Trust Women: Salman Al-Dukheil
Indonesian women continue migrating to Middle East for work despite government ban
- A new report from Migrant Care has found that more than 1,000 women have traveled to the Middle East for domestic work despite government moratorium.
- The Indonesian government announced a ban on any new labor-based migration to the Middle East in May 2015 after several high-profile reports of abuse.
- The revelation comes amidst ongoing efforts by the government to formalize labor practices in the domestic services industry both at home and abroad, with an estimated 2.3 million Indonesian domestic workers abroad and an additional undocumented population.
“Indonesian women defy ban to work as maids in Middle East: survey” (The Thomson Reuters Foundation)
“Indonesia plans to stop sending new live-in maids abroad” (The Straits Times)
“Six Gulf countries informed of Indonesia domestic workers ban” (Gulf News)
Iranian pilgrims denied travel rights as diplomatic row between Iran and Saudi Arabia continues
- Iran’s Hajj and Pilgrimage Organization announced that Iranians would not be allowed to make the annual trek to Mecca in Saudi Arabia.
- Relations between the regional rivals have deteriorated in the wake of Sunni-majority Saudi Arabia’s execution of a prominent Shiite cleric, which led to violent protests at the Saudi embassy in Tehran and Riyadh’s severance of diplomatic ties.
- In September 2015, hundreds of Iranians were among the thousands killed in a stampede in Mecca, and the continued absence of an official Saudi report has exacerbated tensions between the two countries.
“Iran says its pilgrims will not attend haj in Saudi” (Reuters)
“Iran pilgrims to miss Hajj amid row with Saudi Arabia” (BBC)
“Iranians will not perform Haj this year” (Gulf News)
(Image Credit: Ahmad Masood/Reuters)
Lebanese immigrants in the Gulf fear deportation as GCC-Lebanon relations deteriorate

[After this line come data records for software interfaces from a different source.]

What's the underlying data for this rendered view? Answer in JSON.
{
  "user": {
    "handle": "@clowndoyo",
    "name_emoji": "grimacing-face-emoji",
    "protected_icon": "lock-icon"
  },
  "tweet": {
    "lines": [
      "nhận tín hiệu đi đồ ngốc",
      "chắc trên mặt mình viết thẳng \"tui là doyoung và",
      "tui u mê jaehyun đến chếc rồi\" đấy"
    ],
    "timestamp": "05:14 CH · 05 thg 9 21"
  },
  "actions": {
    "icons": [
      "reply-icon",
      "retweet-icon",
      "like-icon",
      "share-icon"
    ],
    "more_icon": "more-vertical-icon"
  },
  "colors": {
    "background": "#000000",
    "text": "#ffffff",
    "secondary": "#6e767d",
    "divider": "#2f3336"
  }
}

- Relations between Lebanon and the Gulf Cooperation Council have deteriorated after Lebanon refused to condemn attacks on a Saudi ambassador in Iran.
- Sunni Gulf countries have targeted those viewed as sympathetic or connected to Shiite group Hezbollah in Lebanon, though Lebanese immigrants fear what constitutes “sympathy” or “connection” may be broad and arbitrary.

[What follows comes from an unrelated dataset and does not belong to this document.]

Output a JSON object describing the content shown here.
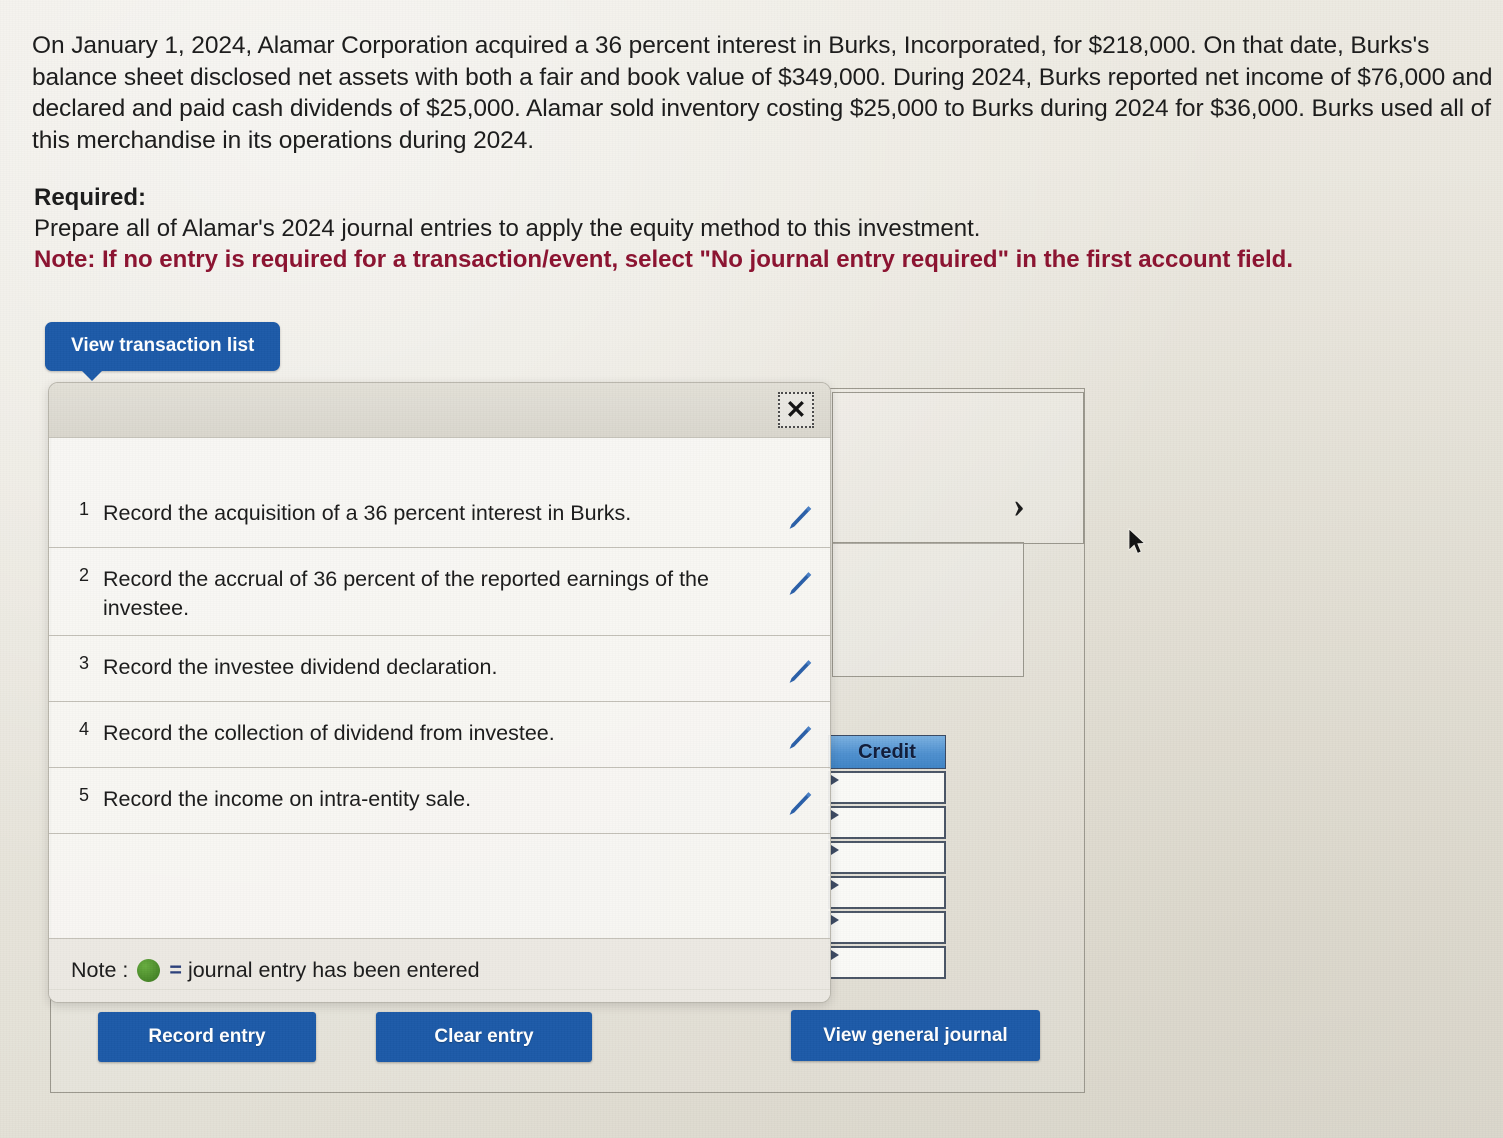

- To date, Bahrain and Kuwait have deported Lebanese on the basis of Hezbollah sympathy, and Lebanese in other Gulf countries fear their visa-renewal process.
“Lebanese expats fearful as Gulf expels dozens accused of Hezbollah links” (Reuters)
“Bahrain sends home Lebanese citizens” (The National)
“Saudi Arabia’s bitter Lebanese divorce” (Reuters)
(Image Credit: Jonathan Ernst/Reuters)
Saudi man arrested in Jeddah for flying rainbow flag
- The doctor was arrested by the Committee for the Promotion of Virtue and the Prevention of Vice, Saudi Arabia’s religious police, for displaying the international symbol of LGBT pride.
- The man claimed to be unfamiliar with the meaning, having purchased the flag online because his children enjoyed it, and was later released on bail after an investigation and the removal of the flag.
- His arrest comes as Saudi authorities have announced that “soliciting homosexual acts” via social media will be punishable by death.
“Saudi man arrested for flying Pride flag above home” (Middle East Eye)
“Saudi man arrested for flying ‘pretty’ rainbow flag, had no idea it represented gay pride” (Al Bawaba)
(CNN Arabic) طبيب يرفع علم “المثليين” على منزله بجدة.. والقتل تعزيراً قد تصبح عقوبة الشواذ المجاهرين إلكترونياً
(Image Credit: via Al Bawaba)
Saudi Arabia reduces sentence for poet from death to imprisonment and lashes
- Palestinian poet Ashraf Fayadh, a refugee in Saudi Arabia, had initially been sentenced to four years in prison and 800 lashes for apostasy, but was sentenced to death on appeal.
- Fayadh will now face 16 years in prison, receive 800 lashes, and must publicly apologize and disavow his work.
- Fayadh’s case stirred a fierce response from the international community, including artists, celebrities, nonprofits, and other human rights advocates.
“Palestinian poet Ashraf Fayadh’s death sentence quashed by Saudi court” (The Guardian)
“Saudi Arabia Reduces Ashraf Fayadh’s Death Sentence to Eight Years in Prison and 800 Lashes” (Global Voices)
“Lawyer: Saudi court revokes poet’s death sentence” (AP)
(Image Credit: AP, via The Guardian)